For an instant we forget ourselves and become a part of some greater being. Here we are taught to worship by the greatest works of man and of nature ; but here we worship alone.

There are those other rare, still greater moments when we assist at an act of communal worship and become no longer self-centred individuals but members of a vast communion.

Such worship we need, and for such worship we turn to the Church. What has the Christian Church to offer us ?

What is there in Divine service which shall stir the sluggard spirit into communion ? The response is only too frequently inadequate ; a building which is small and ugly ; the parson a kindly but unintelligent and uninspired man ; the service dull and spiritless ; the hymns apparently chosen because the Vicar feels it his duty to go through the list of hymns A. and M.

once a year, and the sermon often enough only an irritating though well meant discourse on the comparative failings of Fascism and Communism. This is not what we have sought ; we are hardly to be blamed that we give up without much effort and spend our Sundays out in the country. And so we lead our lives without the Spirit.

We have no right to complain because the Church does not make worship easy ; for an act of communion must require some effort on our part. But we need an incentive ; we are justified in asking for assistance. Yet far from helping us, the services which we are expected to attend frequently make this act an impossibility. We want to sing and are provided with hymns that are bad poetry set to bad music ; we want to pray and are treated to a list of petitions gabbled through in a monotonous undertone ; we come to hear a preacher who shall stir the spirit in us and are given a dissertation on some irrelevant point of doctrine. These are not merely external aids to worship ; they are the only means we have of spiritual expression. We have sought inspiration and have found none. Further, we are required to subscribe to a doctrine which we cannot in sincerity accept without question. To take part in Divine service requires more sacrifices than we are able to make ; of reason, of intellect, of art, of freedom. What we get in return is not sufficient compensa- tion ; and so we have given up the habit of church going and have sought a substitute in the political creeds that are prevalent today.

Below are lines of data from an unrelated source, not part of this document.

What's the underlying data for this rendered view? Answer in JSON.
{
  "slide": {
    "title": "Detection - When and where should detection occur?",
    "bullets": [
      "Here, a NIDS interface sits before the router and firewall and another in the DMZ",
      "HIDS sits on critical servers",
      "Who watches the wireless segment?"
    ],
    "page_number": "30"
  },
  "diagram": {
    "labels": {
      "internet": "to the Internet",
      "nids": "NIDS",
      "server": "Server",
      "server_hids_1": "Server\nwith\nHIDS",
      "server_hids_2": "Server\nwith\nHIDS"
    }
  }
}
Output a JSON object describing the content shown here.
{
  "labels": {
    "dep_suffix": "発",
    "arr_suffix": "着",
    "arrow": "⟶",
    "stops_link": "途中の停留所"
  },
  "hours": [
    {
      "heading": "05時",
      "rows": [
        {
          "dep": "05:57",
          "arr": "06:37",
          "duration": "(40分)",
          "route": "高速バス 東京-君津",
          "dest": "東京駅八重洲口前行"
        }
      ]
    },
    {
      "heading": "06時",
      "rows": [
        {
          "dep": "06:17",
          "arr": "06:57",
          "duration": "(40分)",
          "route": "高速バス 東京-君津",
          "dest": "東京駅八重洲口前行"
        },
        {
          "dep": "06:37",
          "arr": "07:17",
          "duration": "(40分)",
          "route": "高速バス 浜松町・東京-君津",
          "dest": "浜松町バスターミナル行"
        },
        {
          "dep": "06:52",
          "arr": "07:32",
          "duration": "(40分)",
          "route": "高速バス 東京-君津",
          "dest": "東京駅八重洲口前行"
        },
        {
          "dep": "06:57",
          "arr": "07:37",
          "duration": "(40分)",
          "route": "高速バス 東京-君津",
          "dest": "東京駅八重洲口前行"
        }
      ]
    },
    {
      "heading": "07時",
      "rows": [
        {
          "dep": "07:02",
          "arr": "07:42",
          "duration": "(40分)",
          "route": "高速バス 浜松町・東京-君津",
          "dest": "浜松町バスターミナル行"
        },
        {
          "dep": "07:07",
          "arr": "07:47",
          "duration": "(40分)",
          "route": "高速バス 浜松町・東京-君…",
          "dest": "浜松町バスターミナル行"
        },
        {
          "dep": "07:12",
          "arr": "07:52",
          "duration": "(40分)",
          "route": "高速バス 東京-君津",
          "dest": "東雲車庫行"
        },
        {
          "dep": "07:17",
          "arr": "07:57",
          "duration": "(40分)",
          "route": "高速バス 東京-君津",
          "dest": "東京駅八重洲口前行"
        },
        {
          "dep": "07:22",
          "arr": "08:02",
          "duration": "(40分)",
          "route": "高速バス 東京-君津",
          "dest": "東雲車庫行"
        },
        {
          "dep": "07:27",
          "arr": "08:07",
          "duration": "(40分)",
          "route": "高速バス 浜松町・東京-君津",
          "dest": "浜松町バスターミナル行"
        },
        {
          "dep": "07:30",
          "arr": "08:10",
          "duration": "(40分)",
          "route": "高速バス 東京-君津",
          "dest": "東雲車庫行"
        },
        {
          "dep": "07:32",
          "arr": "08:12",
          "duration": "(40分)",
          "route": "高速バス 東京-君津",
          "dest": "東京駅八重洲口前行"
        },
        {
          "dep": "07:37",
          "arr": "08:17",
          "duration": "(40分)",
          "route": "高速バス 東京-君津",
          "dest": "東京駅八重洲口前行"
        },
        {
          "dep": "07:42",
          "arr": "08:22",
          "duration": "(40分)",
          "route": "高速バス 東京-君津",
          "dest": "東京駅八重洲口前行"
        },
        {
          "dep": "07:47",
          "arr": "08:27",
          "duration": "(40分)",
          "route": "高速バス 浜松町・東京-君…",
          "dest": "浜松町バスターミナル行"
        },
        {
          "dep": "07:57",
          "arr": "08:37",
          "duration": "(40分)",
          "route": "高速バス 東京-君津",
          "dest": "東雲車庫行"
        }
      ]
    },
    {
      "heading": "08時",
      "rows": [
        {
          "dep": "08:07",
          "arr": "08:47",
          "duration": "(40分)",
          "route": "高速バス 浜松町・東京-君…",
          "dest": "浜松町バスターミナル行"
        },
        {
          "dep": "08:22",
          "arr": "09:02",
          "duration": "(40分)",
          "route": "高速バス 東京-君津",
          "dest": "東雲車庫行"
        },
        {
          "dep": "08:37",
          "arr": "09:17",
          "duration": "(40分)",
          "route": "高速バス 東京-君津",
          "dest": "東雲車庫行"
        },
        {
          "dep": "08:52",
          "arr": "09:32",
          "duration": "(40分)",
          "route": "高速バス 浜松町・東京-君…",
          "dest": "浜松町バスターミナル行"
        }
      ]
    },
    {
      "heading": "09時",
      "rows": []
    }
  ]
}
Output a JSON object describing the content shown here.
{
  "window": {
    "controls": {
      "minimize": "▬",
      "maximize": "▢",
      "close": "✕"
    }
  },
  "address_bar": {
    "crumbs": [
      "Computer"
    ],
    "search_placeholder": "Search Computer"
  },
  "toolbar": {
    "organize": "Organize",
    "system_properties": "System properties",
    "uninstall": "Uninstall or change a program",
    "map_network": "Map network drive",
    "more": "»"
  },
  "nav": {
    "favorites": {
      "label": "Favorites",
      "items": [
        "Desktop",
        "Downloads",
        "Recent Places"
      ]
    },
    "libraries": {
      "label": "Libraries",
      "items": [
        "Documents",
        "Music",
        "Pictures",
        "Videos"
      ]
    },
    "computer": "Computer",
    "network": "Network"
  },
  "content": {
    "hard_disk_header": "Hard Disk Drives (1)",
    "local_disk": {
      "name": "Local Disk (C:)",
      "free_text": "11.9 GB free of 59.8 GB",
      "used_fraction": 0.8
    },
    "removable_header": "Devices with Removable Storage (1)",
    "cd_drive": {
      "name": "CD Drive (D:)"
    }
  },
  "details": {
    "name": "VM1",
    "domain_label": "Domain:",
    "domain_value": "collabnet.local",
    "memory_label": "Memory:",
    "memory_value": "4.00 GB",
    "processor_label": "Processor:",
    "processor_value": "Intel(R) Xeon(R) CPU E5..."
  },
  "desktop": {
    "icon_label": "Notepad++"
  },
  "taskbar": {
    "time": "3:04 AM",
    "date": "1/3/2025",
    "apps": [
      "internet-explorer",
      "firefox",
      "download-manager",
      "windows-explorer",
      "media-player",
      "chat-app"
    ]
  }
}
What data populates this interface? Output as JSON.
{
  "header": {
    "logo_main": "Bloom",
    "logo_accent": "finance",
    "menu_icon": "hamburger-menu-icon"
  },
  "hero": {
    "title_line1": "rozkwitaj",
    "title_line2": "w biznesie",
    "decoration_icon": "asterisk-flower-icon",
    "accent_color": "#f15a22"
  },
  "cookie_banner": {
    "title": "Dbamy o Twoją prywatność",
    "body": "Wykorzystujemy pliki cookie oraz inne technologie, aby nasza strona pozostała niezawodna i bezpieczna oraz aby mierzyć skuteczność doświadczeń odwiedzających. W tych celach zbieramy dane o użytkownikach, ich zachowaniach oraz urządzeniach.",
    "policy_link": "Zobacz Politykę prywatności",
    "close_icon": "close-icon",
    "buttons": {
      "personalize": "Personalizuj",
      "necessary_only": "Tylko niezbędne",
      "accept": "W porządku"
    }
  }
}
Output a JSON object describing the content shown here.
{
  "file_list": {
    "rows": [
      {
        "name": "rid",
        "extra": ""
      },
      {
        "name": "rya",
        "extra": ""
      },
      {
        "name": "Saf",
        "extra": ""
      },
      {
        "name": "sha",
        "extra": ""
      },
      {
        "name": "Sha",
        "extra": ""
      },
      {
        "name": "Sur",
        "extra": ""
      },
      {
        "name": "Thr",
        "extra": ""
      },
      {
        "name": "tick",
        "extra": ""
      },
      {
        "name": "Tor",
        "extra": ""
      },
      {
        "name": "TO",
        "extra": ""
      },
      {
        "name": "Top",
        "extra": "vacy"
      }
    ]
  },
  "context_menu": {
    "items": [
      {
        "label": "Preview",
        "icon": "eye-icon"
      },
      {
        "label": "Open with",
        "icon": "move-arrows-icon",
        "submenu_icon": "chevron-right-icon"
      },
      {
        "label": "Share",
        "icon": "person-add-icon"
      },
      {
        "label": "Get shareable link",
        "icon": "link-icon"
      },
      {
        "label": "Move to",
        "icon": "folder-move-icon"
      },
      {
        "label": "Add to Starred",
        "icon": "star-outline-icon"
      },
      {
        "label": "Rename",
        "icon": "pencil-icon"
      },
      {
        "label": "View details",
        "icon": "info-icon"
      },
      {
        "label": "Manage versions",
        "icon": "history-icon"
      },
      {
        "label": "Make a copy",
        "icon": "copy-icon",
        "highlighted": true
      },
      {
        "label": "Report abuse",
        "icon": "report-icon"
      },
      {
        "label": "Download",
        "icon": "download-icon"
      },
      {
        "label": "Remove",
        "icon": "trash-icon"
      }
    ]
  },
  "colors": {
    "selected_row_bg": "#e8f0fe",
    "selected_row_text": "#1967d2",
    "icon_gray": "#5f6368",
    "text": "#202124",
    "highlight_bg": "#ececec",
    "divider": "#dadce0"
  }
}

The inadequacy of the Church to fulfil the needs of the younger generation seems largely to lie in the over-emphasis of doctrine at the expense of the Spirit. It raises serious difficulties. We have been taught to seek for proof in every- thing. We cannot entirely accept the explanation of the Christian faith with which the Church has furnished us. Will the Church allow us to interpret this faith in our own way?

How much does it matter whether or not we can believe in the Divinity of Christ ? What do we mean by the existence of God ? The conception has arisen from the desire to worship ; because man desired to express his conception of the Spirit in his own language, God was created in the image of man. And this Divinity has become a personal adviser and assistant in trouble ; a Being to whom one prays for the things of this world. We are justified in asking for a wider, truer conception of God : the Spirit that is in all of us. Will the Church allow us to believe this ? To believe that the Divinity of Christ lies in His being the first man to preach the Christian faith ? A man in whom so great a part of the Spirit dwelt ? Perhaps we demand that our faith should be made too easy for us. I do not think this is so. I believe that, though we may not ourselves realise it, there is a great need for a faith that we can accept. And I believe Christianity will supply this need.